Well-known hill in Świętokrzyskie Mountains, Poland.

Document of Polish ruler Bolesław V the Chaste from 1270 confirming the old privileges of the Holy Cross Monastery
Abbey in winter
Remains of the pagan wall
Katyn massacre memorial
Święty Krzyż TV Tower

During the times of prehistory of Poland, Łysa Góra was likely a sacred mountain and a site of a pagan temple of three gods, mentioned in the Annals of Jan Długosz.

Kazimierz Godłowski

Kazimierz Godłowski (December 9, 1934 in Kraków – July 9, 1995 in Kraków) was a Polish archeologist and historian specializing in the prehistoric period.

Czarnowo, Kuyavian-Pomeranian Voivodeship

Village in the administrative district of Gmina Zławieś Wielka, within Toruń County, Kuyavian-Pomeranian Voivodeship, in north-central Poland.

The settlement dates back to prehistoric times.

Łysomice, Kuyavian-Pomeranian Voivodeship

Village in Toruń County, Kuyavian-Pomeranian Voivodeship, in north-central Poland.

The village dates back to prehistoric times, and remains of prehistoric burials were found in the village.

Czerniejewo

Town and municipality in central Poland with 2,536 inhabitants (2005).

Expulsion of Poles by Nazi Germany in 1939
Main gate to the Lipski Palace
Piła pond in the Palace Park
Saint John the Baptist church
Old carriage house

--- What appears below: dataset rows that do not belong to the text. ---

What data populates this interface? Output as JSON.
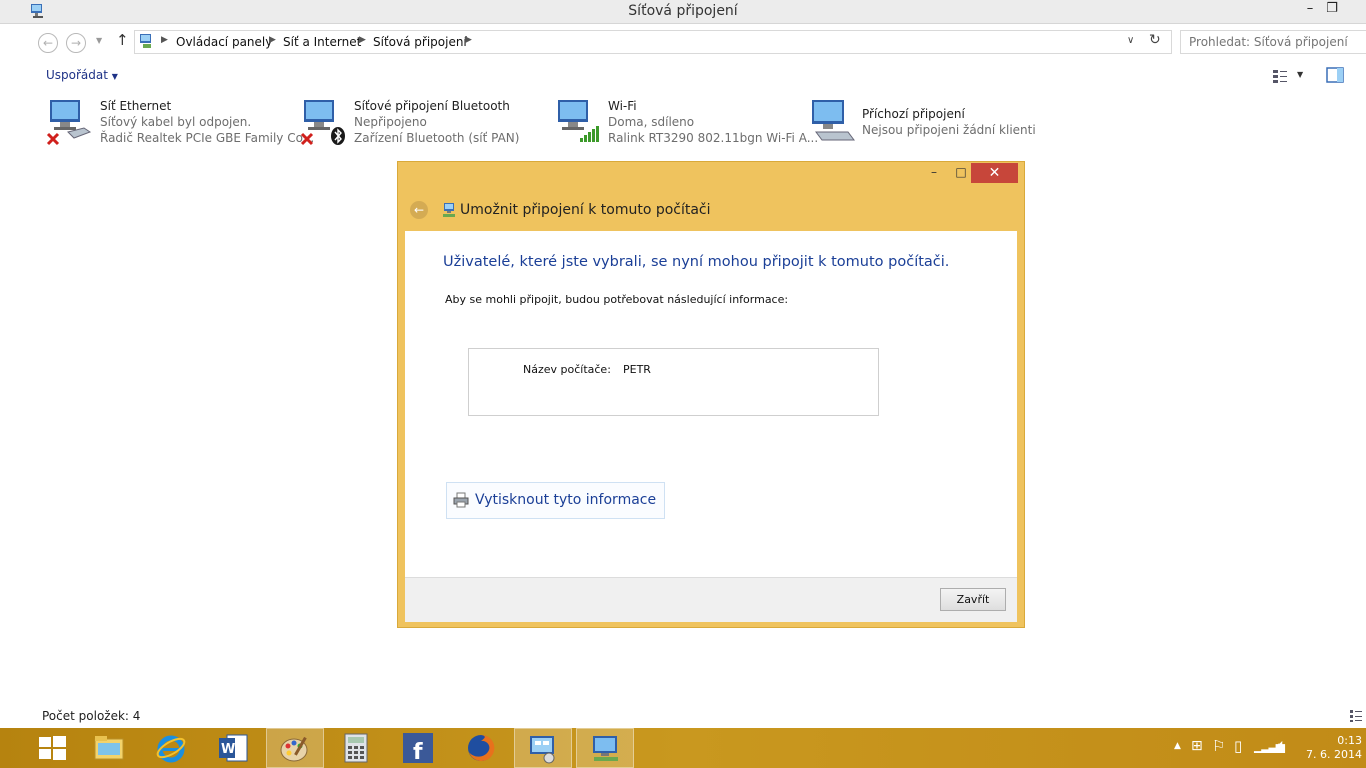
{
  "window": {
    "title": "Síťová připojení"
  },
  "address": {
    "crumbs": [
      "Ovládací panely",
      "Síť a Internet",
      "Síťová připojení"
    ],
    "search_placeholder": "Prohledat: Síťová připojení"
  },
  "commandbar": {
    "organize": "Uspořádat"
  },
  "connections": [
    {
      "name": "Síť Ethernet",
      "status": "Síťový kabel byl odpojen.",
      "device": "Řadič Realtek PCIe GBE Family Co..."
    },
    {
      "name": "Síťové připojení Bluetooth",
      "status": "Nepřipojeno",
      "device": "Zařízení Bluetooth (síť PAN)"
    },
    {
      "name": "Wi-Fi",
      "status": "Doma, sdíleno",
      "device": "Ralink RT3290 802.11bgn Wi-Fi A..."
    },
    {
      "name": "Příchozí připojení",
      "status": "Nejsou připojeni žádní klienti"
    }
  ],
  "dialog": {
    "title": "Umožnit připojení k tomuto počítači",
    "heading": "Uživatelé, které jste vybrali, se nyní mohou připojit k tomuto počítači.",
    "description": "Aby se mohli připojit, budou potřebovat následující informace:",
    "info": {
      "label": "Název počítače:",
      "value": "PETR"
    },
    "print_label": "Vytisknout tyto informace",
    "close_label": "Zavřít"
  },
  "statusbar": {
    "count": "Počet položek: 4"
  },
  "clock": {
    "time": "0:13",
    "date": "7. 6. 2014"
  },
  "colors": {
    "taskbar": "#c18b17",
    "dialog_frame": "#efc35e",
    "close_red": "#c7463a",
    "link_blue": "#1b3f97"
  }
}
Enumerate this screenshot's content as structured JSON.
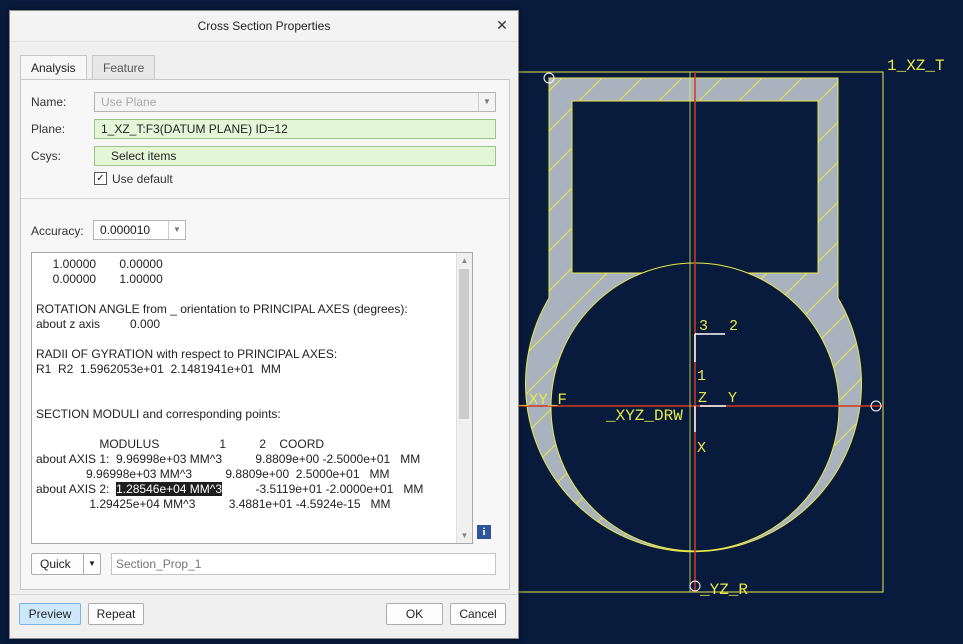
{
  "dialog": {
    "title": "Cross Section Properties",
    "close_icon": "close-icon"
  },
  "tabs": [
    {
      "label": "Analysis",
      "active": true
    },
    {
      "label": "Feature",
      "active": false
    }
  ],
  "form": {
    "name_label": "Name:",
    "name_value": "Use Plane",
    "plane_label": "Plane:",
    "plane_value": "1_XZ_T:F3(DATUM PLANE) ID=12",
    "csys_label": "Csys:",
    "csys_value": "Select items",
    "use_default_label": "Use default",
    "use_default_checked": true,
    "accuracy_label": "Accuracy:",
    "accuracy_value": "0.000010"
  },
  "results": {
    "lines_before": "     1.00000       0.00000\n     0.00000       1.00000\n\nROTATION ANGLE from _ orientation to PRINCIPAL AXES (degrees):\nabout z axis         0.000\n\nRADII OF GYRATION with respect to PRINCIPAL AXES:\nR1  R2  1.5962053e+01  2.1481941e+01  MM\n\n\nSECTION MODULI and corresponding points:\n\n                   MODULUS                  1          2    COORD\nabout AXIS 1:  9.96998e+03 MM^3          9.8809e+00 -2.5000e+01   MM\n               9.96998e+03 MM^3          9.8809e+00  2.5000e+01   MM\nabout AXIS 2:  ",
    "highlighted": "1.28546e+04 MM^3",
    "lines_after": "          -3.5119e+01 -2.0000e+01   MM\n                1.29425e+04 MM^3          3.4881e+01 -4.5924e-15   MM"
  },
  "bottom": {
    "quick_label": "Quick",
    "section_name_placeholder": "Section_Prop_1"
  },
  "footer": {
    "preview": "Preview",
    "repeat": "Repeat",
    "ok": "OK",
    "cancel": "Cancel"
  },
  "viewport_labels": {
    "top_right": "1_XZ_T",
    "left": "_XY_F",
    "center": "_XYZ_DRW",
    "bottom": "_YZ_R",
    "csys_3": "3",
    "csys_2": "2",
    "csys_1": "1",
    "csys_z": "Z",
    "csys_y": "Y",
    "csys_x": "X"
  },
  "colors": {
    "background": "#081b3d",
    "section_fill": "#a9b3c0",
    "datum_yellow": "#e8e84a",
    "axis_red": "#d23a1e",
    "ok_blue": "#cde8fb"
  }
}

Human settlement in Czerniejewo dates back to prehistoric times, however, the earliest mention of the settlement comes from 1284.

Bocheń

Village in the administrative district of Gmina Łowicz, within Łowicz County, Łódź Voivodeship, in central Poland.

A village in Strochitsy, Belarus, 2008.

Bocheń dates back to prehistoric or early medieval times.

Stobno, Lower Silesian Voivodeship

Village in the administrative district of Gmina Wołów, within Wołów County, Lower Silesian Voivodeship, in south-western Poland.

The settlement dates back to prehistoric times, and there are archaeological sites from the Bronze Age and the Early Middle Ages in Stobno.

Żukczyn

Village in the administrative district of Gmina Pruszcz Gdański, within Gdańsk County, Pomeranian Voivodeship, in northern Poland.

The settlement dates back to prehistoric times and there are three archaeological sites (two settlements and a cemetery) from the Iron Age in Żukczyn.